Several years ago I wrote a paper on The Silk Road for an archaeology class and a friend happened to pick the same subject matter for her paper. So it seemed only appropriate that we should visit this exhibit at the Bowers Museum together.
I have seen various exhibits at the Bowers Museum—the previous one being the Terracotta Warriors—and I have never been disappointed. The presentation of Secrets of the Silk Road is no exception. The ancient Silk Road was made up of trade routes that crossed the desert resulting in the exchange of goods and the intermingling of cultures including China, India, Persia, Arabia, Greece, and Rome. There are about 150 pieces on view including mummies, preserved food, textiles, coffins, and even eye shades, allowing us a glimpse into the life of that era.
Unfortunately, as with most special exhibits, no photography of the objects in this gallery is allowed, so you will have to visit the Bowers in person. There is, of course, a catalog available—very tempting.
Although the Silk Road was the reason for our visit, we also took a look at several other worthwhile exhibits.
Masters of Adornment: The Miao People of China. A fascinating look at the textiles and jewelry of these people of southwest China.
Spirits and Headhunters: Art of the Pacific Islands. Other than the Silk Road, this was my favorite exhibit. The cultures of Micronesia, Melanesia, and Polynesia are represented here including New Guinea, land of the headhunter. Gorgeous objects made from shells and feathers are displayed along with weapons and magical items. Again, sorry, no photography allowed.
Where Masks Still Dance: New Guinea. Forty stunning black and white photographs depicting this culture of masked ceremonies and crocodile cults.
Ancient Arts of China: A 5000 Year Legacy.

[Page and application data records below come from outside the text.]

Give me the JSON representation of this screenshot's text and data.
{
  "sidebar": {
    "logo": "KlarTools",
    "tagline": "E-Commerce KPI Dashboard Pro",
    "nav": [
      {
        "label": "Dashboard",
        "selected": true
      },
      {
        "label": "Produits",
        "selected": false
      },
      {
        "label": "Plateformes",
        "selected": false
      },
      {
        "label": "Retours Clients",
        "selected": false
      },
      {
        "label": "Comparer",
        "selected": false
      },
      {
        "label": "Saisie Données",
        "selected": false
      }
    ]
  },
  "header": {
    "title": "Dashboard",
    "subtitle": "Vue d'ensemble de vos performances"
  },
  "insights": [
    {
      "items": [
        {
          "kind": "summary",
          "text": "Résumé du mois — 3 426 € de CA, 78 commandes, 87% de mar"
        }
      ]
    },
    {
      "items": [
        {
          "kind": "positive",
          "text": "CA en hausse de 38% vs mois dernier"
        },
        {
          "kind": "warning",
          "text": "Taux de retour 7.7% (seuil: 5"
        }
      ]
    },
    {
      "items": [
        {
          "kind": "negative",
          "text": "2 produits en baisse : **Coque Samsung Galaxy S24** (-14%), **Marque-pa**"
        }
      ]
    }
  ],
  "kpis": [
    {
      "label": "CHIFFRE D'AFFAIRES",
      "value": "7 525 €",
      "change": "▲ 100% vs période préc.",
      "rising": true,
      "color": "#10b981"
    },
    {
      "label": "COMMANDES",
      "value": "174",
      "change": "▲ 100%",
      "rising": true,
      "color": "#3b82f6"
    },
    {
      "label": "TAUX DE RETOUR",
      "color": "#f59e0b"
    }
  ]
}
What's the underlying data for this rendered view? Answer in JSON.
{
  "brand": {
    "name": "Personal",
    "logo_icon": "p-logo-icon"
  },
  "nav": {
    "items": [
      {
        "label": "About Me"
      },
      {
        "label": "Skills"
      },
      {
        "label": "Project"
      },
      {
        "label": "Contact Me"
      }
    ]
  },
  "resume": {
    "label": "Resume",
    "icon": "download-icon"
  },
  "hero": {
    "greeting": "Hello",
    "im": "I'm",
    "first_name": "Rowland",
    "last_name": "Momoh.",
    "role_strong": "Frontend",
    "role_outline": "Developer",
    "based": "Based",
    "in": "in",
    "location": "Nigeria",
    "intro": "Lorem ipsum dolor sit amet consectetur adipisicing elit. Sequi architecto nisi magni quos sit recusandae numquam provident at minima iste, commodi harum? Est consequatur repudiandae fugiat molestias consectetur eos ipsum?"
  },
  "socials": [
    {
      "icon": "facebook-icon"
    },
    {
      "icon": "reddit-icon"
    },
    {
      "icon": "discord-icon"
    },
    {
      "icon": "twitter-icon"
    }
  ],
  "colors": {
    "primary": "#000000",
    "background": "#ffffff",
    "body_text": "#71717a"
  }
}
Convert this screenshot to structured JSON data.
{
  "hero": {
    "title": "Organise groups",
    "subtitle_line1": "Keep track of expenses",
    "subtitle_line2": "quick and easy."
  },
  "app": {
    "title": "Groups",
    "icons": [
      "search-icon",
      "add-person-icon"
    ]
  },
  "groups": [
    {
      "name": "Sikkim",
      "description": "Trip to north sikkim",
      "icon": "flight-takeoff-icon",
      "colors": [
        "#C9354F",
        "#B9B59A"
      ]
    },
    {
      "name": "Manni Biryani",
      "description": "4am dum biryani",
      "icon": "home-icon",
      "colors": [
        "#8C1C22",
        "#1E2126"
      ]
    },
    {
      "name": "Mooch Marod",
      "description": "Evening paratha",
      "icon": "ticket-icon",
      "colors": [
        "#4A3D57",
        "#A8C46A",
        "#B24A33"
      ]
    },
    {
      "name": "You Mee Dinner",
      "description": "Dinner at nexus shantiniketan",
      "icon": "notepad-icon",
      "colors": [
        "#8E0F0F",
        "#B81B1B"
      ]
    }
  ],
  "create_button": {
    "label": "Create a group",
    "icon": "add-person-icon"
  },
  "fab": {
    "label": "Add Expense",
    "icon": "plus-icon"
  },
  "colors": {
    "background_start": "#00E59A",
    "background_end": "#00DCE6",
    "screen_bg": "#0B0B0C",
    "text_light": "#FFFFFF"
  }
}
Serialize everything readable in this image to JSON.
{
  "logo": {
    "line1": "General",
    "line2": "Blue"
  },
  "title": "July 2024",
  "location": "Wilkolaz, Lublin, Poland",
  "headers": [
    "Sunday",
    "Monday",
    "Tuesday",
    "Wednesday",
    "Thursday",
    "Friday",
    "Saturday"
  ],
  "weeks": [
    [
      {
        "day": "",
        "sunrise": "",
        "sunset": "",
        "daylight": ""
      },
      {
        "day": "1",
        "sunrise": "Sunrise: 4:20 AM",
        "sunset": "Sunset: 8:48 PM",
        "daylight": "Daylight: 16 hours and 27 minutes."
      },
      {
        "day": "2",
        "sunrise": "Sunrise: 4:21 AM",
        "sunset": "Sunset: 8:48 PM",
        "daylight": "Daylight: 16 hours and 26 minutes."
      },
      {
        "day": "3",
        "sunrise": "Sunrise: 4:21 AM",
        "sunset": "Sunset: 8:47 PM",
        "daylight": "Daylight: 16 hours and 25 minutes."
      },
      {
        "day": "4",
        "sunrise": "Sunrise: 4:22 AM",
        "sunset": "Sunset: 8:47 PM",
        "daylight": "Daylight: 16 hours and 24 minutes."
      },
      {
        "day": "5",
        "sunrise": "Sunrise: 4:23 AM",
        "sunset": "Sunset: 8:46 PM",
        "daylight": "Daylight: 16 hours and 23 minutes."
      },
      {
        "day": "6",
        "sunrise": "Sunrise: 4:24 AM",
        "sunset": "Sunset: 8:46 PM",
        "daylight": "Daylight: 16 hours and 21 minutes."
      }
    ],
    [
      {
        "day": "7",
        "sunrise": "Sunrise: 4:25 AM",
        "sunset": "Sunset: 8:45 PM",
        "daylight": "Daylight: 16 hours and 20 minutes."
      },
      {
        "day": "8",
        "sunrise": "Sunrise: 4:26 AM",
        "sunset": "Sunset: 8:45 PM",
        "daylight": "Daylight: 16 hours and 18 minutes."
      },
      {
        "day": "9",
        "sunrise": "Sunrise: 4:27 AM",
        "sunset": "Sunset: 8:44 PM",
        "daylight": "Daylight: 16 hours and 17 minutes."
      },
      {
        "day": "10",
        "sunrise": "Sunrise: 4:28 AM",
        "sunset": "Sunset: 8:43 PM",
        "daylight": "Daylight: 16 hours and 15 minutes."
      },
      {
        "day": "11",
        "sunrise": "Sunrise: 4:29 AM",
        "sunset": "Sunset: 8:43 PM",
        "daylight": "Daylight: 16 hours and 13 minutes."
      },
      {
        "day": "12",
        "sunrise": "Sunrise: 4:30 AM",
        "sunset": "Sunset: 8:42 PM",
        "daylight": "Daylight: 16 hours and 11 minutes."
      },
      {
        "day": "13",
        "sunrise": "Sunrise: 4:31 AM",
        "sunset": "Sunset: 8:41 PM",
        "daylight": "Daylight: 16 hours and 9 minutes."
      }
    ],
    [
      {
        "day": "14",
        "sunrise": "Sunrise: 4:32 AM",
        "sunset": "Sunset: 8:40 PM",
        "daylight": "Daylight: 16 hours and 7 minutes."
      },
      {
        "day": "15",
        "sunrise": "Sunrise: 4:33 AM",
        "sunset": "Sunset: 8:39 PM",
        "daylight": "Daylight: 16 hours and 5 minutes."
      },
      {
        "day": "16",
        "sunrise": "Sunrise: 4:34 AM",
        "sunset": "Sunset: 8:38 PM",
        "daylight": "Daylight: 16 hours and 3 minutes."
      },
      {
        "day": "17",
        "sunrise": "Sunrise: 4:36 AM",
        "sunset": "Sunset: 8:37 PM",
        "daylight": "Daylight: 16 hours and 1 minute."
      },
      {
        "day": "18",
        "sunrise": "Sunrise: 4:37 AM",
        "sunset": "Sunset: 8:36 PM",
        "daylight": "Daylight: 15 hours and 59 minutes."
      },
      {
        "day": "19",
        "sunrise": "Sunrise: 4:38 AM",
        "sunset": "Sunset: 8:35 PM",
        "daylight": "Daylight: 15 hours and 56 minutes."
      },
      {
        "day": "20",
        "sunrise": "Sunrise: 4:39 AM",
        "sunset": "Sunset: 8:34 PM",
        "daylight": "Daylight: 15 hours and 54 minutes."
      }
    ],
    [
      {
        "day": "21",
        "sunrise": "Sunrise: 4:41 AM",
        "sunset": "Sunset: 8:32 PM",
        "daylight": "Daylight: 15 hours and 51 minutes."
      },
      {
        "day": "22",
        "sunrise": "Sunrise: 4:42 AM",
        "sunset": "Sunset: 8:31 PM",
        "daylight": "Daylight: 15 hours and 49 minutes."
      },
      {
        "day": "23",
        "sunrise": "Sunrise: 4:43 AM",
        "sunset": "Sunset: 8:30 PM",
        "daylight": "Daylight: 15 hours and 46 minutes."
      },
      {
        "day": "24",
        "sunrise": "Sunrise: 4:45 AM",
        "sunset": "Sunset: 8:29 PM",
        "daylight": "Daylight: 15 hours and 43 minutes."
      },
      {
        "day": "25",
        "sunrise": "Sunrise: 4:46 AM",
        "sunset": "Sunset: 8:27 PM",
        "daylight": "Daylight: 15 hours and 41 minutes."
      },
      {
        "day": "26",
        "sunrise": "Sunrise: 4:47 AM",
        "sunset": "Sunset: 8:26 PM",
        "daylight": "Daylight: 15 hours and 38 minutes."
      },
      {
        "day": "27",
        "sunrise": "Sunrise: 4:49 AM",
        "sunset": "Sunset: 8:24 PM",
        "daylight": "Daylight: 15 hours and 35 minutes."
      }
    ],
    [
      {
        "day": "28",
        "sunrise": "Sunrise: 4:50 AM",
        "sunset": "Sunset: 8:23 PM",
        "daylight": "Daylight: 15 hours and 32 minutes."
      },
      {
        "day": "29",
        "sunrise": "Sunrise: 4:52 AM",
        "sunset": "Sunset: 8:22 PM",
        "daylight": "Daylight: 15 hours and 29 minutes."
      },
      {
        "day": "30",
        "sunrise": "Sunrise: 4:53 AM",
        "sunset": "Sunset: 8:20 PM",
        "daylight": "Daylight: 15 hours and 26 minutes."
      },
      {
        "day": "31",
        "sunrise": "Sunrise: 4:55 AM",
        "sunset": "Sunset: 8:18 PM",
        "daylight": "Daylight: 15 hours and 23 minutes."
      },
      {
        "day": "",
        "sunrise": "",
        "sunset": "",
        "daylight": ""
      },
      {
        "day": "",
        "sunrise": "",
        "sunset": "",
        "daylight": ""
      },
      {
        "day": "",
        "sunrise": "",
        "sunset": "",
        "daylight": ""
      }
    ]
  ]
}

The evolution of Chinese technology, art, and culture as curated by authorities of Chinese history from the Shanghai Museum.
And these exhibits I have mentioned are just the highlights—we visited other areas of the museum also—but too much to talk about here.
The diversity and ingenuity of humankind never ceases to impress me. Tiny pockets of small islands have their own individual customs and art separate from the village over the hill. Yet when we depict aliens from another planet we tend to stereotype them as homogenous—all speaking one language with one set of customs for their entire planet. It boggles my mind to think of what must be the reality: a universe teeming with millions or even billions of different ways of life, languages, dialects, and means of expression. And I have a hard time coping with what I see in one museum.
Another thought that struck me as I visited the exhibits is that along with art in general, one of the things that sets us apart from animals is the penchant for self-ornamentation. I don’t see cats and dogs standing in line for tattoos or piercing their nostrils to insert bones or diamonds.
For lunch we ate at Tangata, the museum restaurant. I have wanted to eat here since my first visit and I am happy to report it was a good experience. We both ordered the mushroom/cheese omelette which was delicious. The service was prompt and our waiter very friendly. We chose to sit outside on the patio which overlooks the courtyard.
Of course, a visit to any museum is not complete without a stop at the gift shop. I especially like the Bowers store which is full of intriguing items, all of which I would like to take home. Fortunately my wallet said otherwise and I was content to be merely a lookey loo until another day.
For more information: http://www.bowers.org (Just a note, as of May 22, 2010, the website does not seem to be working properly. I’ll check back later to verify this.)
(All photos copyright roslyn m wilkins)